In summary, the news about the relationship between these two very different superpowers, one long dominant but seemingly weakened, the other a rising upstart eager to establish its credentials, seems all bad. The question is what can be done to ease tensions and allow these two nations, their satellites and beneficiaries, along with the rest of the larger world, to coexist peacefully and to avoid a repetition of the globe-wrenching conflicts that characterised the first half of the 20th century?
I am a member of China’s generation of only children and a lucky daughter of the same. I have always wondered:
Why do nations fight wars rather than cooperate? Which common factors precipitate war and which, peace?
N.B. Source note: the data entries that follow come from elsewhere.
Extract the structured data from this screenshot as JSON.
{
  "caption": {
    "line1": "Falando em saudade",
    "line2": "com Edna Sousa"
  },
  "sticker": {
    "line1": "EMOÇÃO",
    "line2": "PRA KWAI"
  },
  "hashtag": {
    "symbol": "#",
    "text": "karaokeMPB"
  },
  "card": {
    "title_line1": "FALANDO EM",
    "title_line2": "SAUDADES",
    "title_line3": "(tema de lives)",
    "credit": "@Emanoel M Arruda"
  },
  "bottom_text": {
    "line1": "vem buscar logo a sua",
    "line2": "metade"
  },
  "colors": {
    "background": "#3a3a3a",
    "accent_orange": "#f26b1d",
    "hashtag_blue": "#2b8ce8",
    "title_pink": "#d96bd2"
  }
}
Is war diplomacy by other means, or is diplomacy war by other means or both, or neither?
Awareness of the damage that armed conflict, even conflict confined to the technology of modern conventional warfare, could do to both nations may help to keep the US and China from the brink and nudge other nations toward diplomacy.
Track 2 diplomacy and the efforts of its proponents can help to keep the lessons of the past at the forefront of the public consciousness. Even in a nation like China with its central authority and rigid political power structure, the views and concerns of everyday citizens weigh on larger policy decisions.
Remembering the past may not be enough to help us avoid repeating it, but if we ignore its lessons, the odds are all too ominous that we shall find ourselves re-living its dread and fear in ever more threatening contexts.